A 79-year-old metal detectorist famed for finding the north’s largest hoard of Roman coins has turned his attention to school playing fields picking up nearly £2000 worth of change that has dropped out of pupils’ pockets.
Eric Soane spends entire days combing playgrounds for coins to boost the coffers of cash-strapped schools.
And the amateur treasure hunter, who is one of Scotland’s top suppliers of treasure trove, has been reaping the rewards of his past time by banking more than 20,000 coins.
He said the reaction from the school pupils when he hand-delivers a wad of notes was priceless.
"I couldn’t believe the reception I got at Obsdale Primary School in Alness," he said.
"The head-teacher was over the moon. And one of the little girls who took the money from me made a fan out of all the notes and held it out to her classmates and they were all going ‘ooooh wow’. It was the best reception that I have ever had."
Mr Soane took up metal detecting 15 years ago after a career in gunsmithing and social care.
The pensioner, who lives at Tornagrain, works with the National Museums of Scotland, Inverness Museum and the Highlanders Museum to piece together the past at significant sites in the local area.
He prides himself on being the "fastest finder" in the north and has hit the national news headlines for his discoveries.
His biggest yield came when his metal detector struck on part of a 36 denarii Roman coin hoard during a clean up of discarded tent pegs at Belladrum.
A dig led by archaeologist Dr Fraser Hunter uncovered the rest of what was the first Roman coin hoard to be discovered in the Beauly area.
And one of his proudest moments was unearthing a gold wedding band that had slipped off a newlywed’s finger when she was helping to gather corn in 1958.
He was delighted to reunite Joan MacLeod, of Cabrich, Kirkhill, with her cherished ring. although it would no longer go on her arthritically swelled finger.
His work on school playing fields is ongoing and he has so far scoured the grounds of 17 schools in the Inverness and Easter Ross areas.
He has uncovered 22,331 coins worth £1710 with his most lucrative days spent at Raigmore Primary in Inverness, where he picked up 3500 coins worth £185.
Rosebank Primary in Nairn was his second best hit where he found 3127 coins with when banked returned £160.
He said the idea for the venture came to him on a whim.
"I was up at Raigmore Primary fixing a fence one day and I saw all the kids playing out in the fields and that’s when I thought ‘they’re bound to be losing stuff and if every one of them just lost a coin per year that would be quite a lot’.
"As it turned out they were losing more than one per year, a lot more."
Carla Tunnicliffe, acting head teacher at Raigmore Primary, said: "The school is really appreciative of receiving the money Mr Soane finds in the school grounds."

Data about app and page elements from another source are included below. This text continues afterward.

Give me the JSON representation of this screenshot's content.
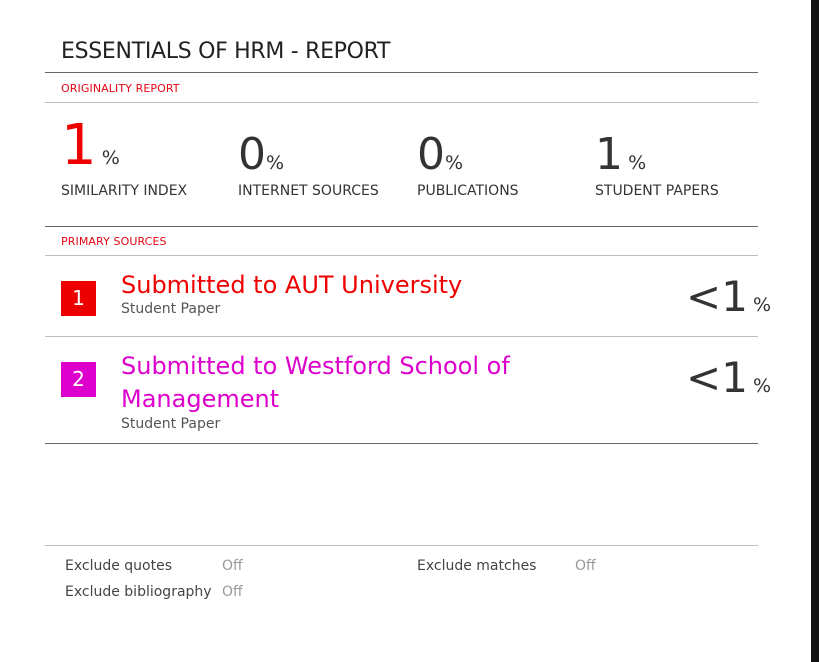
{
  "report": {
    "title": "ESSENTIALS OF HRM - REPORT",
    "originality_label": "ORIGINALITY REPORT",
    "primary_sources_label": "PRIMARY SOURCES"
  },
  "stats": [
    {
      "value": "1",
      "unit": "%",
      "label": "SIMILARITY INDEX",
      "color": "#ee0000"
    },
    {
      "value": "0",
      "unit": "%",
      "label": "INTERNET SOURCES"
    },
    {
      "value": "0",
      "unit": "%",
      "label": "PUBLICATIONS"
    },
    {
      "value": "1",
      "unit": "%",
      "label": "STUDENT PAPERS"
    }
  ],
  "sources": [
    {
      "rank": "1",
      "title": "Submitted to AUT University",
      "type": "Student Paper",
      "match": "<1",
      "unit": "%",
      "color": "#ee0000"
    },
    {
      "rank": "2",
      "title": "Submitted to Westford School of Management",
      "type": "Student Paper",
      "match": "<1",
      "unit": "%",
      "color": "#dd00cc"
    }
  ],
  "footer": {
    "exclude_quotes_label": "Exclude quotes",
    "exclude_quotes_value": "Off",
    "exclude_matches_label": "Exclude matches",
    "exclude_matches_value": "Off",
    "exclude_bibliography_label": "Exclude bibliography",
    "exclude_bibliography_value": "Off"
  }
}
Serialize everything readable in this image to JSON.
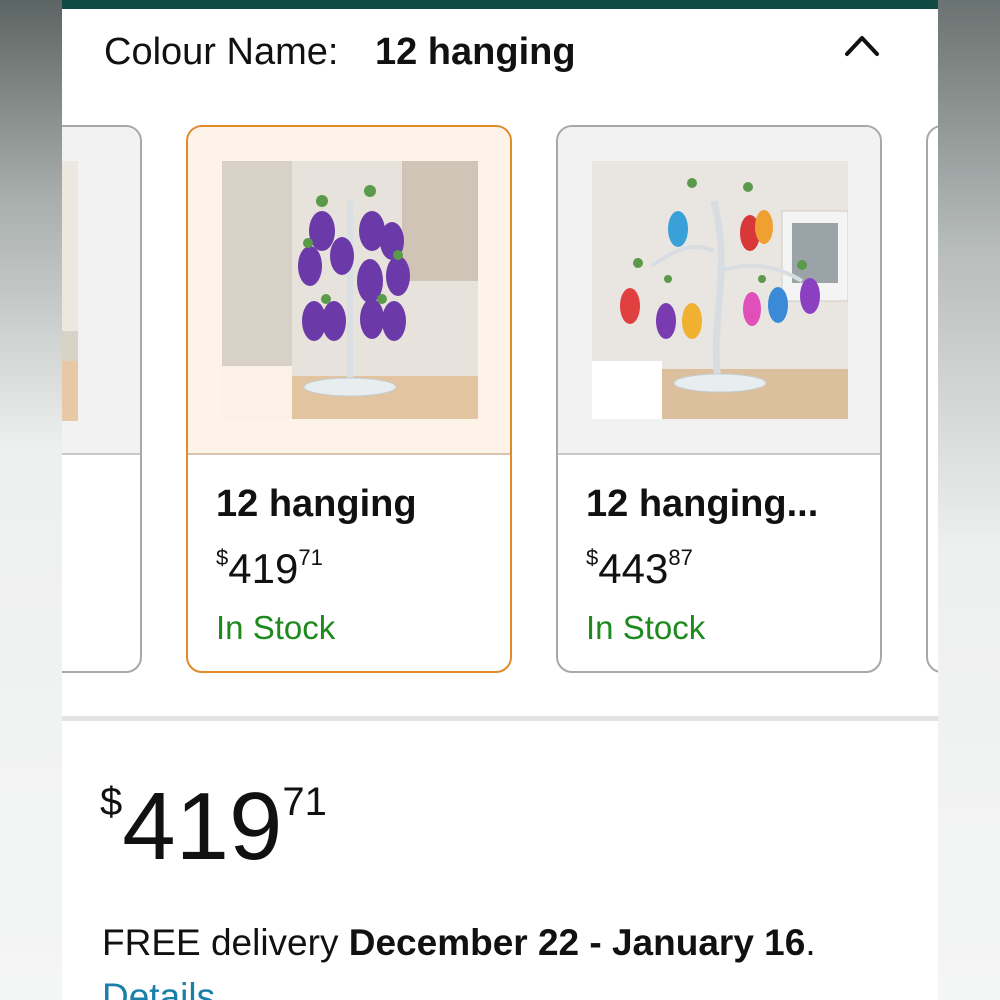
{
  "colour": {
    "label": "Colour Name:",
    "value": "12 hanging"
  },
  "icons": {
    "collapse": "chevron-up-icon"
  },
  "variants": [
    {
      "title": "",
      "price_symbol": "",
      "price_whole": "",
      "price_fraction": "",
      "stock": "",
      "selected": false,
      "partial": true
    },
    {
      "title": "12 hanging",
      "price_symbol": "$",
      "price_whole": "419",
      "price_fraction": "71",
      "stock": "In Stock",
      "selected": true
    },
    {
      "title": "12 hanging...",
      "price_symbol": "$",
      "price_whole": "443",
      "price_fraction": "87",
      "stock": "In Stock",
      "selected": false
    }
  ],
  "price": {
    "symbol": "$",
    "whole": "419",
    "fraction": "71"
  },
  "delivery": {
    "prefix": "FREE delivery ",
    "dates": "December 22 - January 16",
    "suffix": "."
  },
  "details_link": "Details",
  "colors": {
    "accent_top": "#0f4a45",
    "selected_border": "#e08a2a",
    "in_stock": "#1e8a1e",
    "link": "#1a7fa8"
  }
}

A Highland Council spokeswoman added: "Mr Soane sought permission from the schools’ head teachers that he metal detects at. It is important to note that some people cannot metal detect on land without the owner’s permission."
There are also strict Treasure Trove laws that metal detectorists must abide by.